Pizza Express founder Peter Boizot dies
The founder of Pizza Express, Peter Boizot, has died at the age of 89.
His sister, Clementine Allen, said he died at his home in Peterborough.
A serial entrepreneur, Mr Boizot opened the first Pizza Express in Wardour Street in London’s Soho, in 1965 and is credited by many with revolutionising the casual dining experience.
The brand now has more than 500 restaurants worldwide.
Pizza Express managing director Zoe Bowley said: “It is with great sadness that we announce that Peter Boizot passed away on 5th December 2018.
“In his 89 years, this remarkable entrepreneur achieved an astonishing amount, not just within the dining industry, but across music, sport, and charity as well.
“He launched a culinary revolution with the first Pizza Express in 1965, introducing delicious pizza and casual dining to the UK, inspired by his travels in Italy.

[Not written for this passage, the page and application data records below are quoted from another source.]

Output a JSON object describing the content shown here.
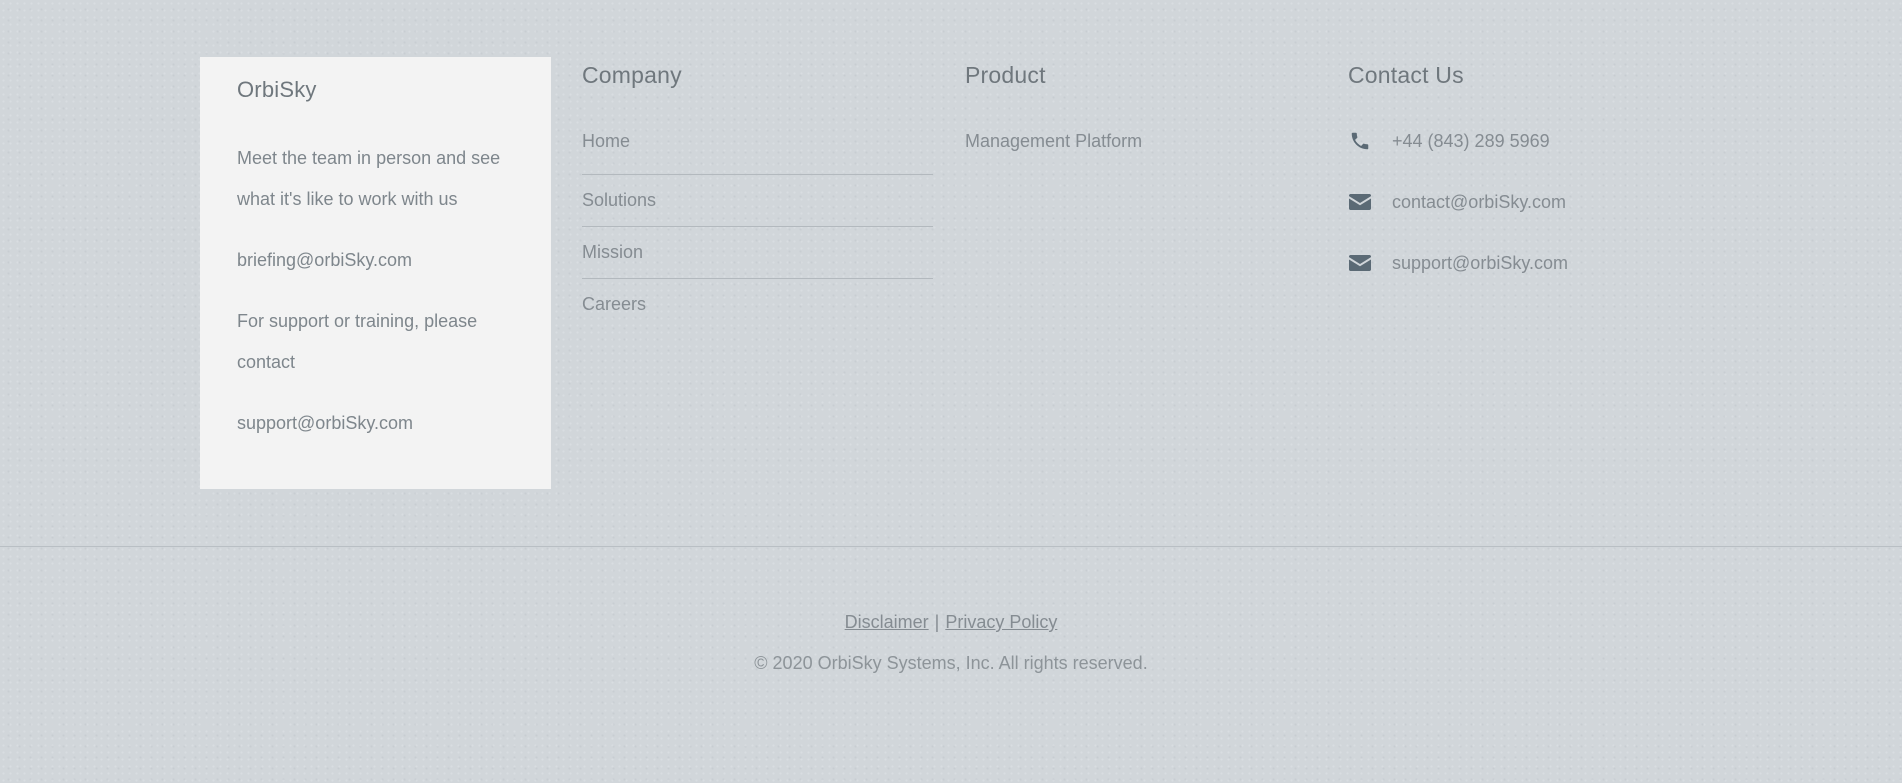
{
  "about": {
    "title": "OrbiSky",
    "intro": "Meet the team in person and see what it's like to work with us",
    "email": "briefing@orbiSky.com",
    "support_text": "For support or training, please contact",
    "support_email": "support@orbiSky.com"
  },
  "company": {
    "title": "Company",
    "items": [
      {
        "label": "Home"
      },
      {
        "label": "Solutions"
      },
      {
        "label": "Mission"
      },
      {
        "label": "Careers"
      }
    ]
  },
  "product": {
    "title": "Product",
    "items": [
      {
        "label": "Management Platform"
      }
    ]
  },
  "contact": {
    "title": "Contact Us",
    "phone": "+44 (843) 289 5969",
    "email": "contact@orbiSky.com",
    "support_email": "support@orbiSky.com",
    "icons": {
      "phone": "phone-icon",
      "email": "envelope-icon"
    },
    "icon_color": "#5b6a75"
  },
  "legal": {
    "disclaimer": "Disclaimer",
    "separator": "|",
    "privacy": "Privacy Policy",
    "copyright": "© 2020 OrbiSky Systems, Inc. All rights reserved."
  }
}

“His philanthropic work was renowned, raising £2 million for the Venice In Peril fund and he inspired the company to continue this charitable mission.
“Peter’s spirit and vision to bring great pizza to the UK and beyond, and his passion for good food and good times, will live on. We will miss him dearly.”
Mr Boizot was a former owner of Peterborough United FC, which posted a statement saying: “Peterborough United Football Club are saddened to learn of the passing of former owner and chairman Peter Boizot at the age of 89.
“The Pizza Express founder was a major part of the success in the late 1990s/early 2000s when Posh secured promotion at Wembley in 2000.
“Everybody at the football club would like to express our condolences and deepest sympathies to the family at this very sad time.”
Mrs Allen said her brother opened the first Pizza Express as a takeaway after “roaming about Europe and realising there wasn’t any decent pizza about”.
He took on the Wardour Street premises on a peppercorn rent, imported an oven and sold slices of pizza wrapped in serviettes to customers, she said.
More premises quickly followed and, alongside Italian designer Enzo Apicella, he stripped away stuffy dining in favour of the chain’s signature marble table tops and clean lines.
After stepping down from the board of Pizza Express in 1996, he pledged to remain involved in the firm as president.
In 1993 he bought the Great Northern Hotel in his hometown of Peterborough.
Just last month he was recognised by the Pizza, Pasta and Italian Food Association with an award for his outstanding contribution to the industry.
Mrs Allen said: “He was a very interesting personality. He was a man of many parts and he did many things. He liked to be thought of as at the centre of his businesses and he had the loyalty of those who worked for him.”
Mr Boizot never married and did not have children.
Born in Peterborough in 1929, Mr Boizot was educated at King’s School and St Catherine’s College, Cambridge.
On his own website, he described himself as “an entrepreneur with a lifelong passion for jazz music, a football club chairman, the captain of a merchant ship, a chorister, jazz club owner, philanthropist, traveller, and much more”.